▶ _What is expected_
Copy out each line of the listing below where the string "Provides" appears.
---------- Data for analysis
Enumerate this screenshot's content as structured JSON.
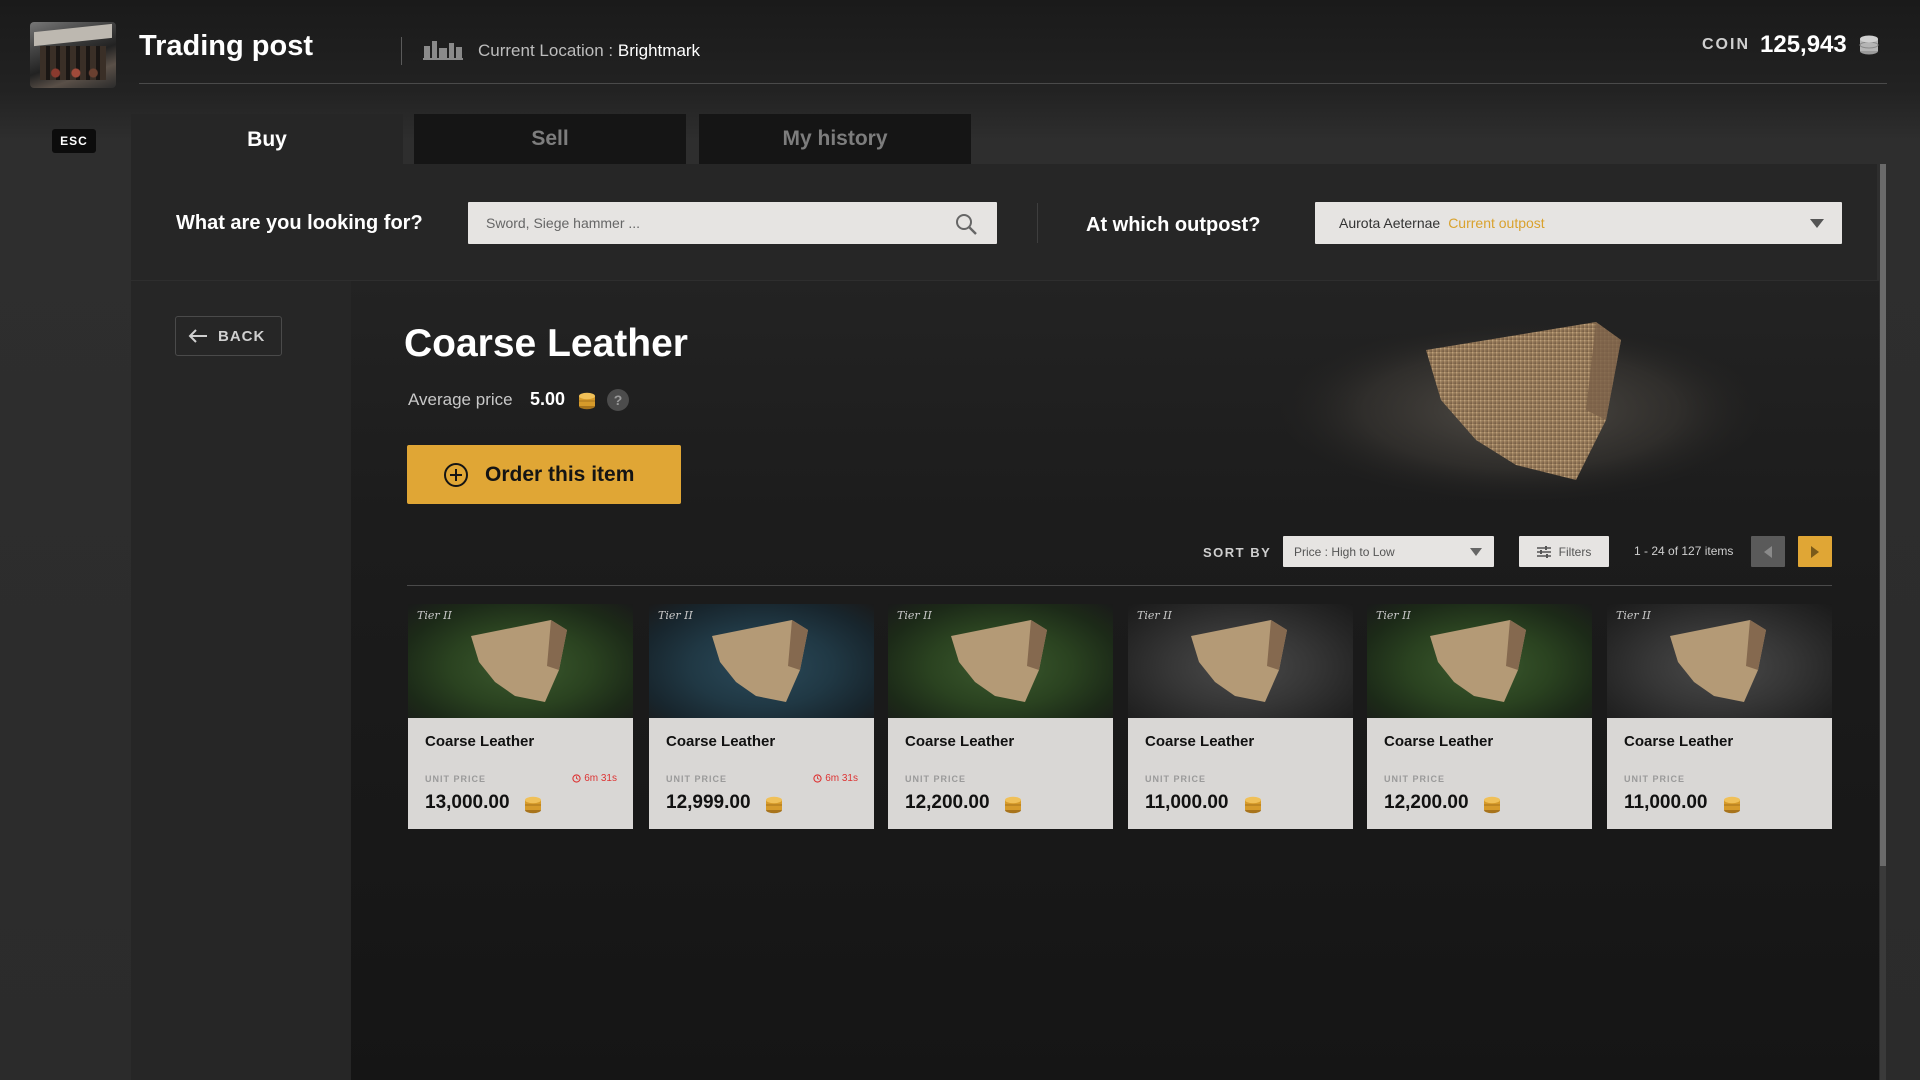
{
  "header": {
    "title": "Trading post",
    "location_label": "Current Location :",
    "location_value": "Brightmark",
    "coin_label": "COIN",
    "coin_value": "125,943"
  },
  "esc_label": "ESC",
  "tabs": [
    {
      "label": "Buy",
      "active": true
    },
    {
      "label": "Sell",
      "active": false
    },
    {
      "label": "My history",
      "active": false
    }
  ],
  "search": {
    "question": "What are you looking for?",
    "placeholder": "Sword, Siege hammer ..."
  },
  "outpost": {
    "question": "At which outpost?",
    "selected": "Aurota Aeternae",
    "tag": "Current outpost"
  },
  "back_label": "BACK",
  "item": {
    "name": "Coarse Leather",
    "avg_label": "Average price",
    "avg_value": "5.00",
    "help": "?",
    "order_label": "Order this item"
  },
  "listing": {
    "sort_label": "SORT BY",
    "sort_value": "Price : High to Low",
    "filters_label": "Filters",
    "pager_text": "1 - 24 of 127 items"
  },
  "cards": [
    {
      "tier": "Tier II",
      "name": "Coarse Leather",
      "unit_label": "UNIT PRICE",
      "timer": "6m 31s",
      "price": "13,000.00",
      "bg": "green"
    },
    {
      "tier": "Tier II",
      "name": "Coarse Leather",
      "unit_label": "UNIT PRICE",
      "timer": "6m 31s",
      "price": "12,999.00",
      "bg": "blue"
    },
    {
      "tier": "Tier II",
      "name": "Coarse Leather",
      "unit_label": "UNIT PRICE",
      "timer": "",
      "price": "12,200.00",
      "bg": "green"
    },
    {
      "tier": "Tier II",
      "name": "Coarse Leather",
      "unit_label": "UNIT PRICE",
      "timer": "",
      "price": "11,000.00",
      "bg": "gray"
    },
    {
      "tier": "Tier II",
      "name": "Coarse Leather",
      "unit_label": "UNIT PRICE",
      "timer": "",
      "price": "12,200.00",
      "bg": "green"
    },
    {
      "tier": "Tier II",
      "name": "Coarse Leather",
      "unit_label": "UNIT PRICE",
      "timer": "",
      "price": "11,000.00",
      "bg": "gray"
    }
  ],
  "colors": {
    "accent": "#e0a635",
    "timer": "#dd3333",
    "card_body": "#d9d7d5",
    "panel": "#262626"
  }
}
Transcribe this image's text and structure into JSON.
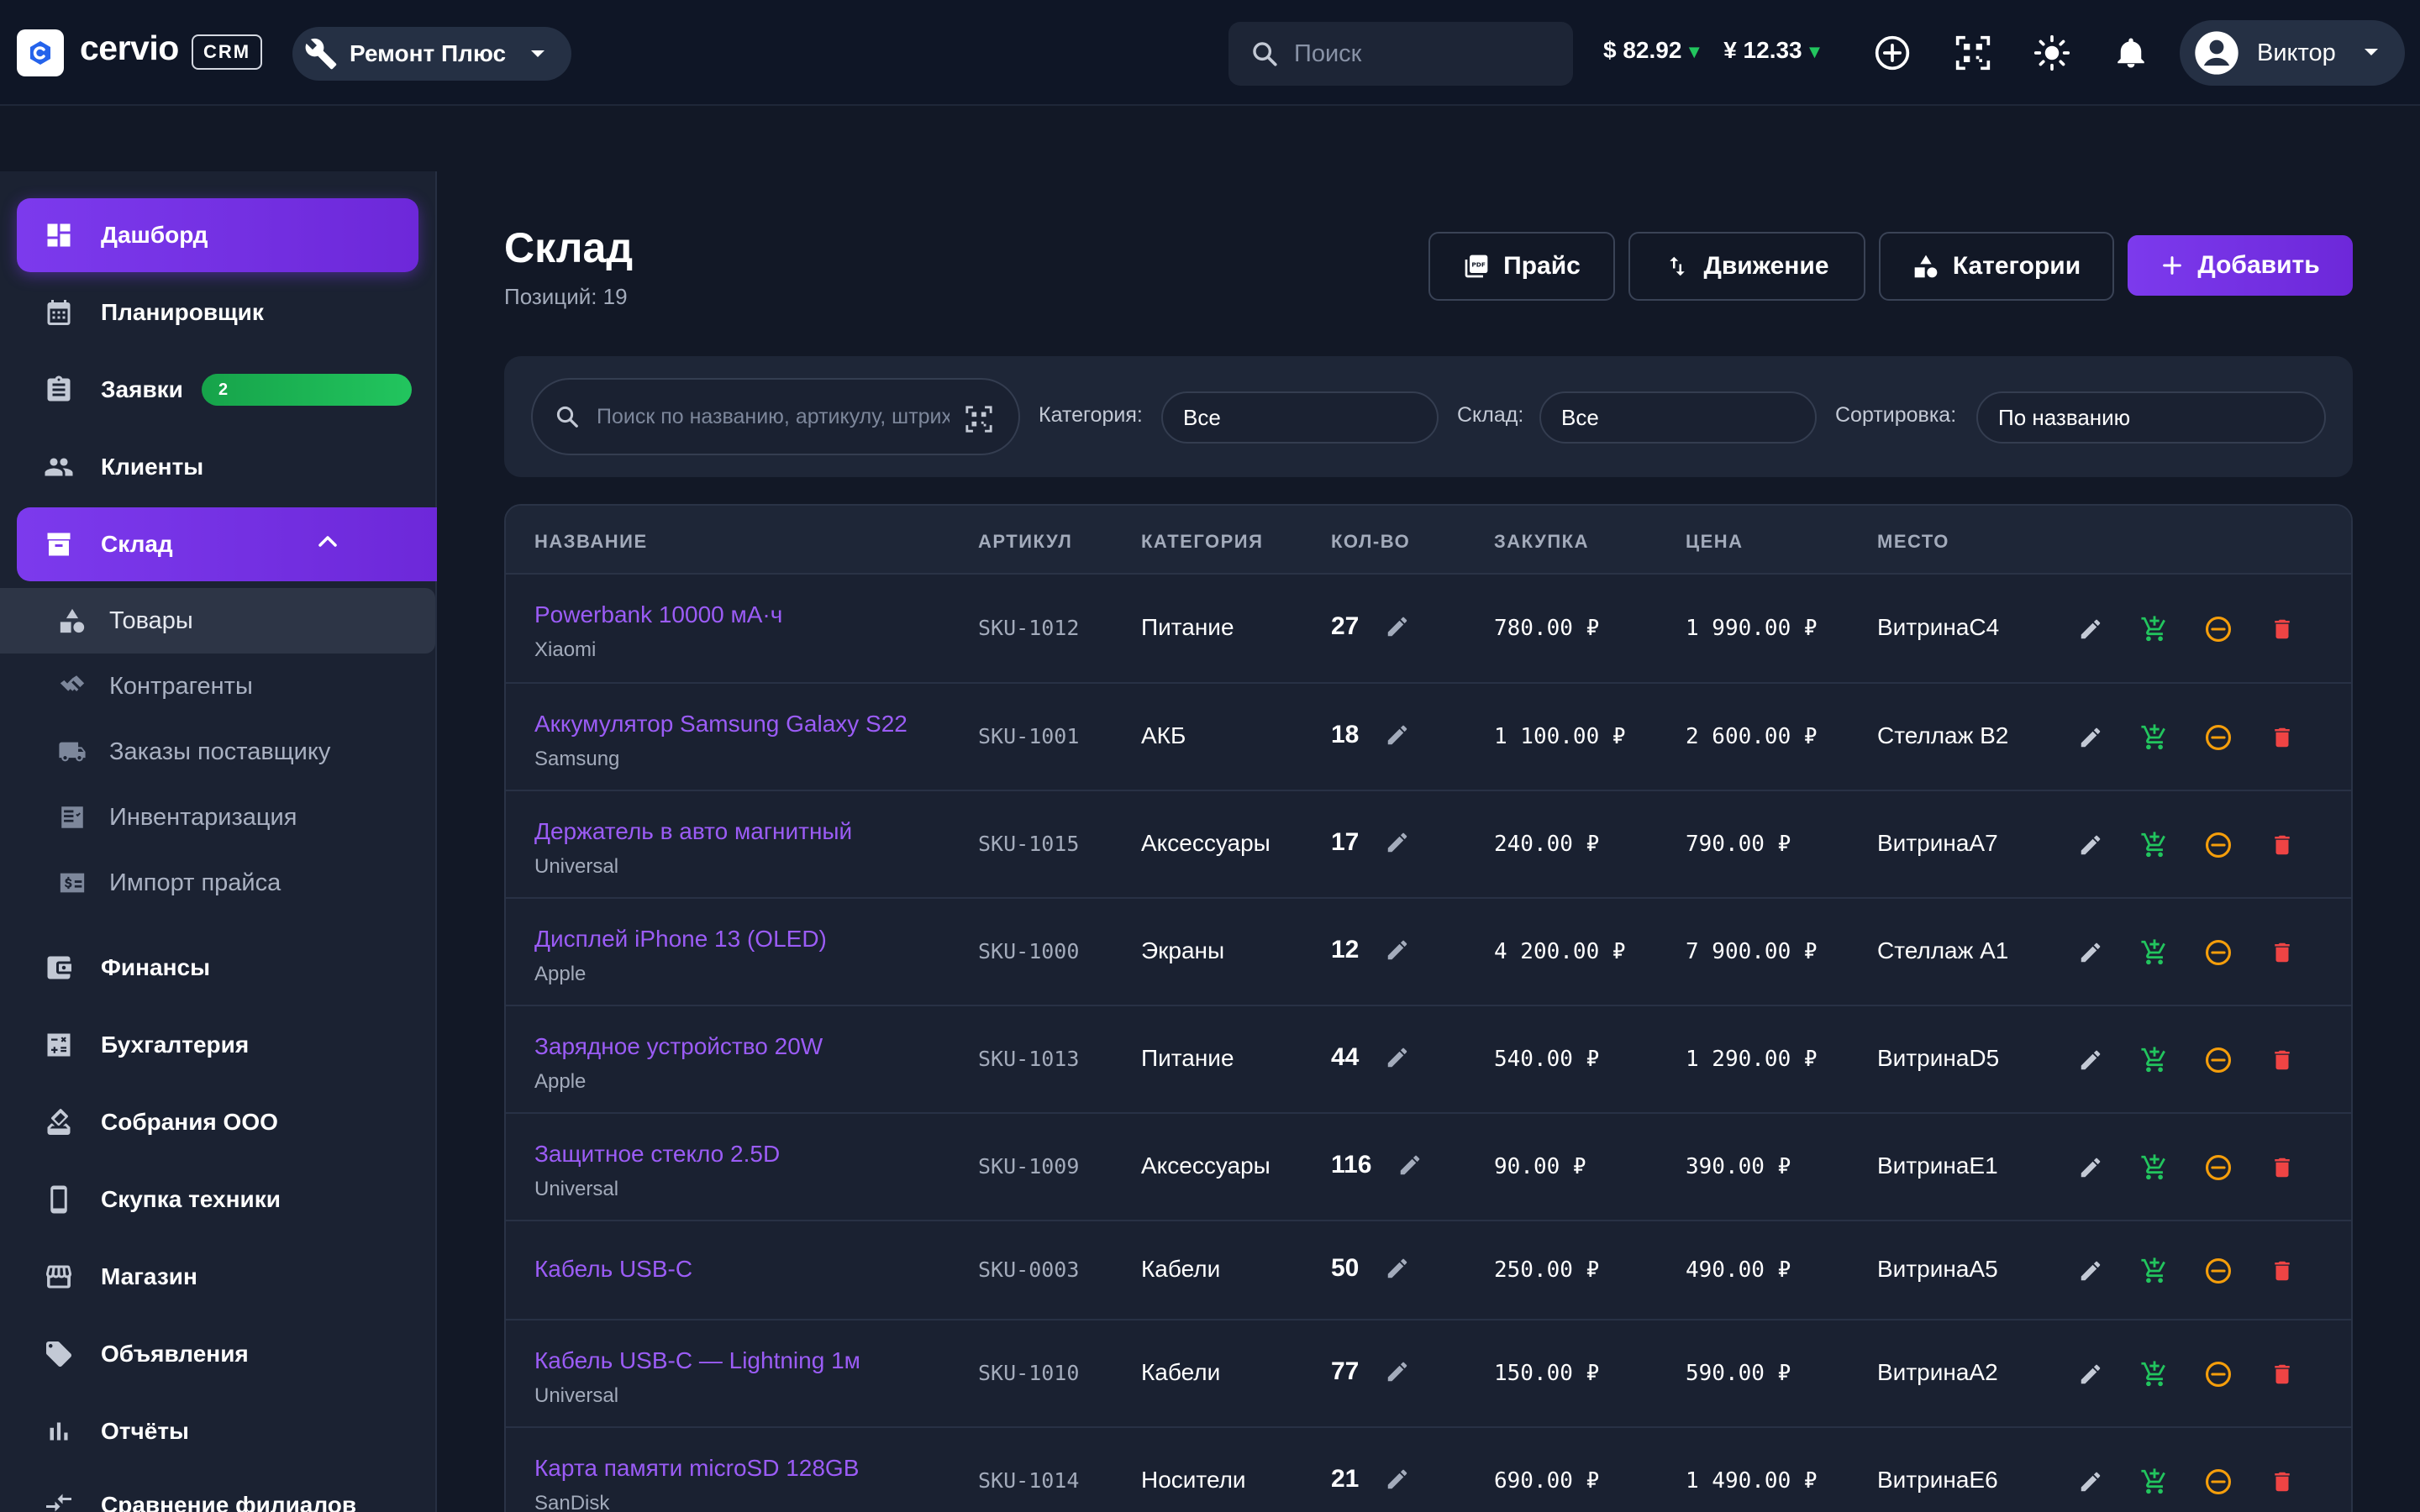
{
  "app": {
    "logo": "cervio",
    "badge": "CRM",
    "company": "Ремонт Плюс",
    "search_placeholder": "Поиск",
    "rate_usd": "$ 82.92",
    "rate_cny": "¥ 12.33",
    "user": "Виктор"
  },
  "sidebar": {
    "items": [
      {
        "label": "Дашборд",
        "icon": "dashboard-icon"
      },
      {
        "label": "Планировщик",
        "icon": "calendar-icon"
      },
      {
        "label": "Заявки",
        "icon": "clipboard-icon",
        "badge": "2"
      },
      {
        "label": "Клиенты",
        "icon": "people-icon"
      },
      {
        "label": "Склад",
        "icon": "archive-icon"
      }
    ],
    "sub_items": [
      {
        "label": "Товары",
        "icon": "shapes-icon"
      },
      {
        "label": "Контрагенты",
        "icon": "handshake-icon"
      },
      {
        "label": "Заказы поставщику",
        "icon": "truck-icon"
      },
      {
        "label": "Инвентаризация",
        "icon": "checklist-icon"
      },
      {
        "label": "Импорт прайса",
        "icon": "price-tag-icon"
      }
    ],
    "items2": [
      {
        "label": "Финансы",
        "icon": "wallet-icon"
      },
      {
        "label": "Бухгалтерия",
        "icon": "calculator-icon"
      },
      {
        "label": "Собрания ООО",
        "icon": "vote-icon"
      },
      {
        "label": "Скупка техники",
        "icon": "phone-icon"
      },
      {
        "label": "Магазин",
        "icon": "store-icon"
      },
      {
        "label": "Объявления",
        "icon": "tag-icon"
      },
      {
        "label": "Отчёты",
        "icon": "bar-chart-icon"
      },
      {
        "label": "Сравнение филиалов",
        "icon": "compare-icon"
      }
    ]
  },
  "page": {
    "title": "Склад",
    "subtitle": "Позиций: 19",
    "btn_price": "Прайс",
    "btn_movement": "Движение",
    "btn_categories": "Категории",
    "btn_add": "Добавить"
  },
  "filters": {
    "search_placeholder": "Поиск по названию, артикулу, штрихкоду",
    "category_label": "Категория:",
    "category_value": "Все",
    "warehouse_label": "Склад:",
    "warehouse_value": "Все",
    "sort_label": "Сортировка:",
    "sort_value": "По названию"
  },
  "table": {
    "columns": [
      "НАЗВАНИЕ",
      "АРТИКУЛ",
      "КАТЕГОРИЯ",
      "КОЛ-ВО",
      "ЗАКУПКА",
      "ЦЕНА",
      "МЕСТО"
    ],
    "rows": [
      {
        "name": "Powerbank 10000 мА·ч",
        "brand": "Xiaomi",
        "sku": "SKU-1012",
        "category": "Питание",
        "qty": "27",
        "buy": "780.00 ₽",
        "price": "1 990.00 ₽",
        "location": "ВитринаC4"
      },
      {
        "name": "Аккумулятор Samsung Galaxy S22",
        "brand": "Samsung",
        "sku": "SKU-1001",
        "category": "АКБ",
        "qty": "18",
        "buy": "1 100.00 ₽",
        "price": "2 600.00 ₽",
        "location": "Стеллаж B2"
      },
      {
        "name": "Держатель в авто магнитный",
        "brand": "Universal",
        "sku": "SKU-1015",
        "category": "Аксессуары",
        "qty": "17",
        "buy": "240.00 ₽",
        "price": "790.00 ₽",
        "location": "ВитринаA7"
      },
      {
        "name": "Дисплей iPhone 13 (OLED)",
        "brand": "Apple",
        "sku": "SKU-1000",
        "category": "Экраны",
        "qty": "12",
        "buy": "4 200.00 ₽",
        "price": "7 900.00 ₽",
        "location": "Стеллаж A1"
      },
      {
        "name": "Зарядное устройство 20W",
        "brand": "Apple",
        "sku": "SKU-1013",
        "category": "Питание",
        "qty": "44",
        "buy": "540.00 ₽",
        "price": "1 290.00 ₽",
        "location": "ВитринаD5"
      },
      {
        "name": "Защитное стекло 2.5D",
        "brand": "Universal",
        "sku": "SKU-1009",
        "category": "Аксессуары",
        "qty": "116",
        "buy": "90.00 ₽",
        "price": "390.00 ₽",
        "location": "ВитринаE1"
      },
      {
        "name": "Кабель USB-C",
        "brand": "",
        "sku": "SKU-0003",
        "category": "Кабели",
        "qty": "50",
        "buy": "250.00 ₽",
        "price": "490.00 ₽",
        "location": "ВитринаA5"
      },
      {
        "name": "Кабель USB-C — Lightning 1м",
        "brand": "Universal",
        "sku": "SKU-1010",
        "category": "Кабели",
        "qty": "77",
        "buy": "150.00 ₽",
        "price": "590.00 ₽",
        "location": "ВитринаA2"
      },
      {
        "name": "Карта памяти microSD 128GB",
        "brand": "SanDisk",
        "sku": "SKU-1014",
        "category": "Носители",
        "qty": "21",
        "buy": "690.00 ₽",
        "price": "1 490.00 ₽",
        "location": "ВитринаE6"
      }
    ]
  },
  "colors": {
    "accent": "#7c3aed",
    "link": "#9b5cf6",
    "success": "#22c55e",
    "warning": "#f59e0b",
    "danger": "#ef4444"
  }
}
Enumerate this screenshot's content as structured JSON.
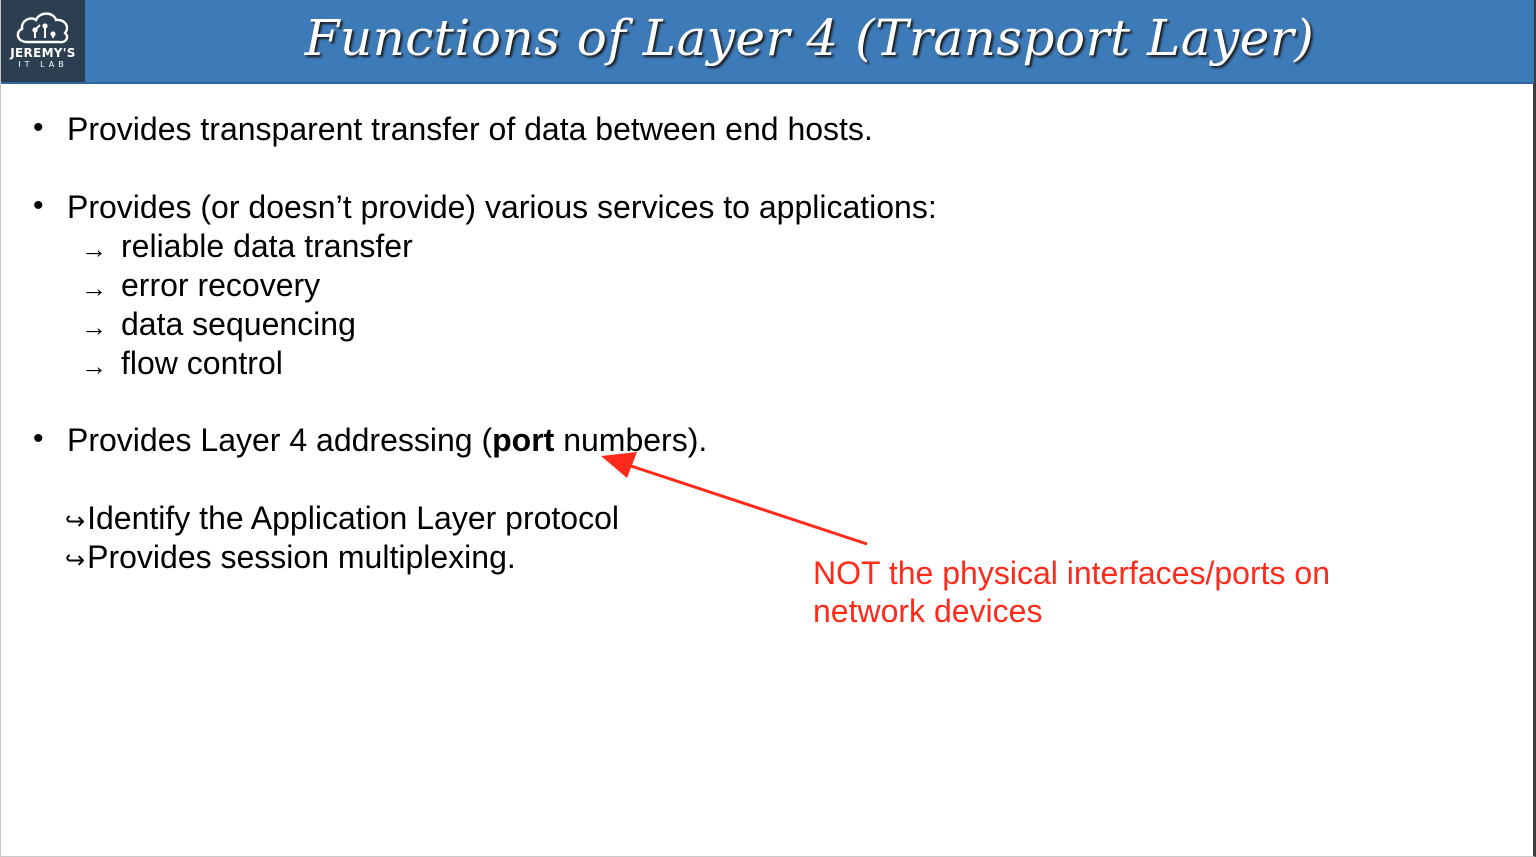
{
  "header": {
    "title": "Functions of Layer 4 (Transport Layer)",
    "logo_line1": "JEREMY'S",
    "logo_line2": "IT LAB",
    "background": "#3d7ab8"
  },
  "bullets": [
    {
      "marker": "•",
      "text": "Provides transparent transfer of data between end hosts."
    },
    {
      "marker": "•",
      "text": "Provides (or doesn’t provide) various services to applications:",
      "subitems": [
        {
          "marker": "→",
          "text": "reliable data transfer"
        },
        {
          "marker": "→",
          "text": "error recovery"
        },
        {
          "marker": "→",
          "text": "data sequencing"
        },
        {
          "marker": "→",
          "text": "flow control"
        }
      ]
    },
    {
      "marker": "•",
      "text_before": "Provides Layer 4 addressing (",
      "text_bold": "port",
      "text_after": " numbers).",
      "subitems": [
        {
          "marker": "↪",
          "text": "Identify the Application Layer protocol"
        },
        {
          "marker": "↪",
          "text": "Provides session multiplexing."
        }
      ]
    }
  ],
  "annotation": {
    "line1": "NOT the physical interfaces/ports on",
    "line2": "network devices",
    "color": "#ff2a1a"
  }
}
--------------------
▶ _Solution for this problem_
      "text": "Provides transparent transfer of data between end hosts."
      "text": "Provides (or doesn’t provide) various services to applications:",
      "text_before": "Provides Layer 4 addressing (",
          "text": "Provides session multiplexing."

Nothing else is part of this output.